Guillermo Del Toro may only be listed as producer for this award-winning Spanish chiller (directed by newcomer Juan Antonio Bayona), but the crisp, elegant visuals and poignant supernatural themes have his magical fingerprints all over. This would be a worthy addition to his own canon, had he been at the helm, and that’s high praise.

The set-up may sound familiar – spooky old house with sinister past, kids seeing dead people, freaky sack masks and so on. But far from a workaday ‘things that go bump’ exercise, this is horror with heart. Like Nic Roeg’s grief-stricken ’70s creep-out Don’t Look Now or indeed Cronos – Del Toro’s 1993 tale of love, faith and blood-sucking – The Orphanage is as sadly moving as it is frightening, and builds to a heart-rending emotional climax.

That said, when things do get jumpy, make sure you’ve got a spare pair of underpants handy – it’s skidmarks central. Through masterful timing and superb sound design (silence is so much scarier than noise), Bayona has wrung the maximum level of tension out of some time-honoured techniques. And by keeping the amount of distracting CGI under careful control, everything feels so much more tangible and terrifying.

Oddly, it’s been reported in some places that Del Toro will produce an English language remake of this too – but that would be a pointless endeavour.

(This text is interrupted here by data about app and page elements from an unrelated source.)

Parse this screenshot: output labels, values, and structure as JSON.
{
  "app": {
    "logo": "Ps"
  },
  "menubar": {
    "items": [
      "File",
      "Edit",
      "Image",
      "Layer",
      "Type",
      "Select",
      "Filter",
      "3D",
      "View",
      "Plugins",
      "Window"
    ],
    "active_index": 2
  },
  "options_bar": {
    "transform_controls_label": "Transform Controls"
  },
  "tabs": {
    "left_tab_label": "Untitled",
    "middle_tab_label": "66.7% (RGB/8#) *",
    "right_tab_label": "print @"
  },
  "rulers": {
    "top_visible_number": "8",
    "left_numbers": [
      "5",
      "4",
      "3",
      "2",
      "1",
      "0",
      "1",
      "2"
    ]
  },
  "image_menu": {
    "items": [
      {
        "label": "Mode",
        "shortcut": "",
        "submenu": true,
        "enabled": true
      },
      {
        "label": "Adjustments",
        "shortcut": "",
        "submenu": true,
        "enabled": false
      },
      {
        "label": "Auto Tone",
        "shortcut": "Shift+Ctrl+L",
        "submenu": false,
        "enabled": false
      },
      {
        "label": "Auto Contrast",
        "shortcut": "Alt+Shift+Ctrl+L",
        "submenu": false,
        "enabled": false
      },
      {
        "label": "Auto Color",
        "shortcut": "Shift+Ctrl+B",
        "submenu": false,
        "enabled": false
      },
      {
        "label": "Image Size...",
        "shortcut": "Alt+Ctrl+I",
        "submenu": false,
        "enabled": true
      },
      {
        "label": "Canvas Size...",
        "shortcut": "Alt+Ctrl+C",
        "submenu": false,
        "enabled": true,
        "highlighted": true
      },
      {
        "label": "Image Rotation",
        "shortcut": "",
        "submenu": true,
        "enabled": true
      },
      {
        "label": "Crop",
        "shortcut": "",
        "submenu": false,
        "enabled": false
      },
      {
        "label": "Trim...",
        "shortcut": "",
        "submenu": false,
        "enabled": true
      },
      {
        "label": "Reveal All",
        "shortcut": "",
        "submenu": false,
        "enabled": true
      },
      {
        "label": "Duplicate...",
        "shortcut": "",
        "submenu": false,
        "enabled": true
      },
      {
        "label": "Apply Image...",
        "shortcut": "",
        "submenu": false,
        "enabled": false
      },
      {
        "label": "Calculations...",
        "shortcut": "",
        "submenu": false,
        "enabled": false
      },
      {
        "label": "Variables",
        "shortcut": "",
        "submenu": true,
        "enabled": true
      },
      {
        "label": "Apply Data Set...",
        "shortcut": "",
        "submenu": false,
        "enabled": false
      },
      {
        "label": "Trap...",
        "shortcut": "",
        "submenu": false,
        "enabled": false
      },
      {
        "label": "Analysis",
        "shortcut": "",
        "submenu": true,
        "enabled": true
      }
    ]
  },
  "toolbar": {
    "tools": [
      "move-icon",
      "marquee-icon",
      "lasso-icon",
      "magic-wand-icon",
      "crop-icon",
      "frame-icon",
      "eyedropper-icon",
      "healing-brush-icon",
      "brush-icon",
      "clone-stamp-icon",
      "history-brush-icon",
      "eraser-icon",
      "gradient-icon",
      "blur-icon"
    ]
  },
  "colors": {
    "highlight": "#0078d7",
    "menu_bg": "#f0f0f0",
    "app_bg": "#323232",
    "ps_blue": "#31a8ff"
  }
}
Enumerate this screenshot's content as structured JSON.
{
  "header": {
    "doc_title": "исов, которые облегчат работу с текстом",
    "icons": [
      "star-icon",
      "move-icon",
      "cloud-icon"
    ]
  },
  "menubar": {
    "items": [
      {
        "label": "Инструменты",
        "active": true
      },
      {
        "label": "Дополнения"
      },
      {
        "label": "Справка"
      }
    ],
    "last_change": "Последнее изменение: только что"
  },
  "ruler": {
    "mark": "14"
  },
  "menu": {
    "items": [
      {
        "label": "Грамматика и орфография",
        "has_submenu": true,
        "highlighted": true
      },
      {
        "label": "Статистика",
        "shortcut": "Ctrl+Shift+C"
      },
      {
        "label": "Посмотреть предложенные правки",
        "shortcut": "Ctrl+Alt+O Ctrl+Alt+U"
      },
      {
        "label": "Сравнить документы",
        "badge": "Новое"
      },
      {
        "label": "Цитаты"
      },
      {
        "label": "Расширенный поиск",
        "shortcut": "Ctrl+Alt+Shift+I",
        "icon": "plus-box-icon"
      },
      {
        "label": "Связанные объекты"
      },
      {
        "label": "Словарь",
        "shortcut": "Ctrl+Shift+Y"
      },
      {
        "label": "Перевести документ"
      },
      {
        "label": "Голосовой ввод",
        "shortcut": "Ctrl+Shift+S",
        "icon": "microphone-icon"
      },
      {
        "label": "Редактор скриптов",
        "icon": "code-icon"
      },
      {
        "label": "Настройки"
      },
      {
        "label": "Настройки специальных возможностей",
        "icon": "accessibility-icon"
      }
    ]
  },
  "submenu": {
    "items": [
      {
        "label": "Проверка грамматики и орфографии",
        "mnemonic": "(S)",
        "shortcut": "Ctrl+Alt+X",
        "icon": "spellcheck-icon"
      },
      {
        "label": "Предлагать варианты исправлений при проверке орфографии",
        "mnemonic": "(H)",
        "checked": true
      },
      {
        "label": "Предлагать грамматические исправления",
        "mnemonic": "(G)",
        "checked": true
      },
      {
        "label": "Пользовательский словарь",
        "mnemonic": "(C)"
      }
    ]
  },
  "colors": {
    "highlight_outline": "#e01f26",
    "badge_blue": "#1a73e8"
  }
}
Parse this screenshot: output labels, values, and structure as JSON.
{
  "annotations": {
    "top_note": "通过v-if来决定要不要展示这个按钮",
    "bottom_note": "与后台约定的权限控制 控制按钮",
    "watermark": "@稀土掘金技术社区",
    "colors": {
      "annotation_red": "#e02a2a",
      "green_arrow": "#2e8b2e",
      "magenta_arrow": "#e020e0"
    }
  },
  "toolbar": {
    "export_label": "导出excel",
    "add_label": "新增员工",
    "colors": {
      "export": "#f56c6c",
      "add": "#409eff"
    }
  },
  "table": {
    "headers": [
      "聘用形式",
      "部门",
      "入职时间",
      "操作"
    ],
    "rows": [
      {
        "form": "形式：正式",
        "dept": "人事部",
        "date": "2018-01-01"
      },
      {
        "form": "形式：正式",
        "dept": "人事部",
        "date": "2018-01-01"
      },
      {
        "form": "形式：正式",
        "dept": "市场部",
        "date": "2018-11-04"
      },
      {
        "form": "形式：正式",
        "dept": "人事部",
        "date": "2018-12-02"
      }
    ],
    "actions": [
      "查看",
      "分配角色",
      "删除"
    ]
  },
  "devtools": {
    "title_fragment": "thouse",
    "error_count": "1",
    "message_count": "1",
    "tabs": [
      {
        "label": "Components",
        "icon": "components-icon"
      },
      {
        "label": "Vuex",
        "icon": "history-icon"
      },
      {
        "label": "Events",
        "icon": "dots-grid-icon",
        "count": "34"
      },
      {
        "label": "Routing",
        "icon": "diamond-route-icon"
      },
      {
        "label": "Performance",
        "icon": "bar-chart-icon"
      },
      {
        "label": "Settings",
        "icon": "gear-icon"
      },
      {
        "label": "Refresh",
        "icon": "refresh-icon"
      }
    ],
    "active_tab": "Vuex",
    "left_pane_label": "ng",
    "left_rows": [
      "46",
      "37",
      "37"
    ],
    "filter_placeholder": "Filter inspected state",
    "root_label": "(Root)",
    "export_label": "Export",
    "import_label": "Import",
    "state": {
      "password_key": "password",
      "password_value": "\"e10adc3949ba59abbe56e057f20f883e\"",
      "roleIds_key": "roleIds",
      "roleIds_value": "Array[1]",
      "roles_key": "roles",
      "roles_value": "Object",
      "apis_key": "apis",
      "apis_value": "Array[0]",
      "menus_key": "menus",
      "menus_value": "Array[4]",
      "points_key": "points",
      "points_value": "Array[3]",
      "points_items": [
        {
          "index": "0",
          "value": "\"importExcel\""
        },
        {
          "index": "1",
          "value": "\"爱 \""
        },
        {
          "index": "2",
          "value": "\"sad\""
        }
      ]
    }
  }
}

The Orphanage is gracefully shot, perfectly paced, wonderfully acted and scary as hell – a magnificent directorial debut. Can’t they just leave it be?